[WHAT THIS TASK INVOLVES]
The complete set of records should be given again verbatim.

**** DATA SUPPLIED

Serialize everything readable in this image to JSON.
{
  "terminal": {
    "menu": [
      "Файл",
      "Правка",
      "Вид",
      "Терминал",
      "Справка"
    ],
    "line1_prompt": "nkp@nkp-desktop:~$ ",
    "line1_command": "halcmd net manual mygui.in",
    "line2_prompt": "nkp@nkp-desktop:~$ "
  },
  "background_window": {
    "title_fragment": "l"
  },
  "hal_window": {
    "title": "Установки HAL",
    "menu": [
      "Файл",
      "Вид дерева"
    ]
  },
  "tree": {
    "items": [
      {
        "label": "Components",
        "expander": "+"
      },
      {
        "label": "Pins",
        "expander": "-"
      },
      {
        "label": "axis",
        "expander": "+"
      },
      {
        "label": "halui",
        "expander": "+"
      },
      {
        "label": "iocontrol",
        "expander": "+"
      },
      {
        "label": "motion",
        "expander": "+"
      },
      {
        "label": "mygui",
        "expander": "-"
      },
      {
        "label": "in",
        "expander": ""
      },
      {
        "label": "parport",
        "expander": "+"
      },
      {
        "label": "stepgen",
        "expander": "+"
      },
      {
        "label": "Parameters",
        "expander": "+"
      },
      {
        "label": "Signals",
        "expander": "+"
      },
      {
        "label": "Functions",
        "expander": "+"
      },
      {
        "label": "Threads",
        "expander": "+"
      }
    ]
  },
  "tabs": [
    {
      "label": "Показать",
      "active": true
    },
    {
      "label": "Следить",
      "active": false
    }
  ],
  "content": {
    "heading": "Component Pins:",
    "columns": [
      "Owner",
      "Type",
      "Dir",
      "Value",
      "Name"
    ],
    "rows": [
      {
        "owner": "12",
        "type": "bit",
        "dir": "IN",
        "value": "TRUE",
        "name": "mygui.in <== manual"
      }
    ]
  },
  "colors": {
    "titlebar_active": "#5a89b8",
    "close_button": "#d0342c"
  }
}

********

[OUTPUT OF THE EXERCISE]
Serialize everything readable in this image to JSON.
{
  "terminal": {
    "menu": [
      "Файл",
      "Правка",
      "Вид",
      "Терминал",
      "Справка"
    ],
    "line1_prompt": "nkp@nkp-desktop:~$ ",
    "line1_command": "halcmd net manual mygui.in",
    "line2_prompt": "nkp@nkp-desktop:~$ "
  },
  "background_window": {
    "title_fragment": "l"
  },
  "hal_window": {
    "title": "Установки HAL",
    "menu": [
      "Файл",
      "Вид дерева"
    ]
  },
  "tree": {
    "items": [
      {
        "label": "Components",
        "expander": "+"
      },
      {
        "label": "Pins",
        "expander": "-"
      },
      {
        "label": "axis",
        "expander": "+"
      },
      {
        "label": "halui",
        "expander": "+"
      },
      {
        "label": "iocontrol",
        "expander": "+"
      },
      {
        "label": "motion",
        "expander": "+"
      },
      {
        "label": "mygui",
        "expander": "-"
      },
      {
        "label": "in",
        "expander": ""
      },
      {
        "label": "parport",
        "expander": "+"
      },
      {
        "label": "stepgen",
        "expander": "+"
      },
      {
        "label": "Parameters",
        "expander": "+"
      },
      {
        "label": "Signals",
        "expander": "+"
      },
      {
        "label": "Functions",
        "expander": "+"
      },
      {
        "label": "Threads",
        "expander": "+"
      }
    ]
  },
  "tabs": [
    {
      "label": "Показать",
      "active": true
    },
    {
      "label": "Следить",
      "active": false
    }
  ],
  "content": {
    "heading": "Component Pins:",
    "columns": [
      "Owner",
      "Type",
      "Dir",
      "Value",
      "Name"
    ],
    "rows": [
      {
        "owner": "12",
        "type": "bit",
        "dir": "IN",
        "value": "TRUE",
        "name": "mygui.in <== manual"
      }
    ]
  },
  "colors": {
    "titlebar_active": "#5a89b8",
    "close_button": "#d0342c"
  }
}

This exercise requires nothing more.